━━━ Data supplied

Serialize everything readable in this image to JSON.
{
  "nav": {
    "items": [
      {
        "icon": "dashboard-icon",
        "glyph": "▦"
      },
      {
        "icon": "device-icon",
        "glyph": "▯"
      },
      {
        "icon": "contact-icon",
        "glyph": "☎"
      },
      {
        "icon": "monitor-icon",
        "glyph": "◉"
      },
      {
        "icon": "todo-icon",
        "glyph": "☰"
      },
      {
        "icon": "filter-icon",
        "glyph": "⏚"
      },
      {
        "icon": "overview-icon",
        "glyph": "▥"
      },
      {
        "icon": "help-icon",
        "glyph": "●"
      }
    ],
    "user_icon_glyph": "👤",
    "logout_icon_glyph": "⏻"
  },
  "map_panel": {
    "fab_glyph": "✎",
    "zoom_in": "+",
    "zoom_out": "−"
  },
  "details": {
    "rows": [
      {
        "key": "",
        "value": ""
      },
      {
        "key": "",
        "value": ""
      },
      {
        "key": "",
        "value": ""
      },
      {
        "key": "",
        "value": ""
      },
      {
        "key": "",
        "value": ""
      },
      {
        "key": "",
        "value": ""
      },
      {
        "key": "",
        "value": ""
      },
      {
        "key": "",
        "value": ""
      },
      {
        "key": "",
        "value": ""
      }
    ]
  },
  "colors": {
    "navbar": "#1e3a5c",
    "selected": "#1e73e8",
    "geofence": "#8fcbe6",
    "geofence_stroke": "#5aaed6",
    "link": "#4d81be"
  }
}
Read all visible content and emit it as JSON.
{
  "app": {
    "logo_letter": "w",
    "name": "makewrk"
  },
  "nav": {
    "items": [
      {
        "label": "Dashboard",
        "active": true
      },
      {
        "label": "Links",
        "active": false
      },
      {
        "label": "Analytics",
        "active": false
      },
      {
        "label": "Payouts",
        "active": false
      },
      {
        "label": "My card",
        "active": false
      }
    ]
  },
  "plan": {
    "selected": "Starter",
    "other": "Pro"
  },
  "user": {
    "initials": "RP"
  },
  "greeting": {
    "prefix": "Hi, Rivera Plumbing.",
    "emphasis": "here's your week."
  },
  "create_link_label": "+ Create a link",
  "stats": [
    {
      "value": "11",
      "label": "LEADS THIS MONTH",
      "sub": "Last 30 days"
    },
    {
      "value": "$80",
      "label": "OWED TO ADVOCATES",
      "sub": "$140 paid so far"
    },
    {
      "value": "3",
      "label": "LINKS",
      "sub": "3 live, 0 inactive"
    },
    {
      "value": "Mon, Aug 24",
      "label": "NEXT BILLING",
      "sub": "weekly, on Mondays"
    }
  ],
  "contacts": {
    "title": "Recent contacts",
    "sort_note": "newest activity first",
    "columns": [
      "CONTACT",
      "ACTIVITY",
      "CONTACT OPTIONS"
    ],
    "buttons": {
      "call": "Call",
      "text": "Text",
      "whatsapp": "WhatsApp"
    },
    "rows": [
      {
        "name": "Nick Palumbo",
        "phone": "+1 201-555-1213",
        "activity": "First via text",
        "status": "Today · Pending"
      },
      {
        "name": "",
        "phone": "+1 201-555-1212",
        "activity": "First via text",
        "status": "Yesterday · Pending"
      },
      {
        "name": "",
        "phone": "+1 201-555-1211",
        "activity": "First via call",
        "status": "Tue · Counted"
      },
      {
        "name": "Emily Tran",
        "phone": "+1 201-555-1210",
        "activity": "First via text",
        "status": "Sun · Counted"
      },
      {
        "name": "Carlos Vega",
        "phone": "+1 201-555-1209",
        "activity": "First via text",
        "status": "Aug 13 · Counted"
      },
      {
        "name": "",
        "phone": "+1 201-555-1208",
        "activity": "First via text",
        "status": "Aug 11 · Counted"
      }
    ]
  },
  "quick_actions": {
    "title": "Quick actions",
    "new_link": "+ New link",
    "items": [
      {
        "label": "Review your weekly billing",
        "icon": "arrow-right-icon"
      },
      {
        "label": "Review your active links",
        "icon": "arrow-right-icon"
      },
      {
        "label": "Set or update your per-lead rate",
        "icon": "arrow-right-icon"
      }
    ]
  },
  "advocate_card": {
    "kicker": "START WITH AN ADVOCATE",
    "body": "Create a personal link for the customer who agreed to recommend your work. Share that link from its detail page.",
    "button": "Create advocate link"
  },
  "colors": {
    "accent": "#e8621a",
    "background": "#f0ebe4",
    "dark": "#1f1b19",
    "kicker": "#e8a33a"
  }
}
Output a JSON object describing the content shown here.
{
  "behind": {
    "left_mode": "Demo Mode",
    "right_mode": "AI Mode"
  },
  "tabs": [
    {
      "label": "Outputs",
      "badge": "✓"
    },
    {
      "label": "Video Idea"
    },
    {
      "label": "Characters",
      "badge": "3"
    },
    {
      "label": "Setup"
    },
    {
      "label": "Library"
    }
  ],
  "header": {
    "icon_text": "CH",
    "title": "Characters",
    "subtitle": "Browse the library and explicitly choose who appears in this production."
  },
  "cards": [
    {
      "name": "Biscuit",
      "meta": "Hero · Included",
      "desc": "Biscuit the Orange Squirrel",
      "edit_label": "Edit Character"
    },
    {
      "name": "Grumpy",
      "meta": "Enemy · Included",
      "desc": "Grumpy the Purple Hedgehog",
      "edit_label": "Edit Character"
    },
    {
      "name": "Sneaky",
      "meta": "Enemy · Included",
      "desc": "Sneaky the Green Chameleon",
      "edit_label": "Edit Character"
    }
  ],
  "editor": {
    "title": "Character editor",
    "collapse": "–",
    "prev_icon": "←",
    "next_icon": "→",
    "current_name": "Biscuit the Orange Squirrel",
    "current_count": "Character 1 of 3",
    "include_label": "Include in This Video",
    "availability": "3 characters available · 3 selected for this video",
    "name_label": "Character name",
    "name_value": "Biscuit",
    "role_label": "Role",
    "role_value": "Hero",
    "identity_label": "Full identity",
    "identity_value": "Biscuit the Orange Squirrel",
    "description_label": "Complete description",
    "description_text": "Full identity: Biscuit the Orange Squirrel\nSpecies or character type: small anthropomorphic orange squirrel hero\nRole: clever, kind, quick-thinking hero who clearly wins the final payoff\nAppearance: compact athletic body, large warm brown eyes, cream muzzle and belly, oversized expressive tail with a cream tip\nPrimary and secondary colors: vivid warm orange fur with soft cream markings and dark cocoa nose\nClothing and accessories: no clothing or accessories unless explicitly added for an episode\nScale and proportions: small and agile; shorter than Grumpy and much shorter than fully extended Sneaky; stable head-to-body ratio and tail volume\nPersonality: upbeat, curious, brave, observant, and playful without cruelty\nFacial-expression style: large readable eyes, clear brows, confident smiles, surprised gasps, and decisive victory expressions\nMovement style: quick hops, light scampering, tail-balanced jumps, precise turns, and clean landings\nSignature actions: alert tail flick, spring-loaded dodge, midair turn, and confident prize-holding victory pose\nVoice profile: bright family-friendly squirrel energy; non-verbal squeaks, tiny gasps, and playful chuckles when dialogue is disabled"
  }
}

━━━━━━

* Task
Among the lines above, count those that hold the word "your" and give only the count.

* Response to the task
5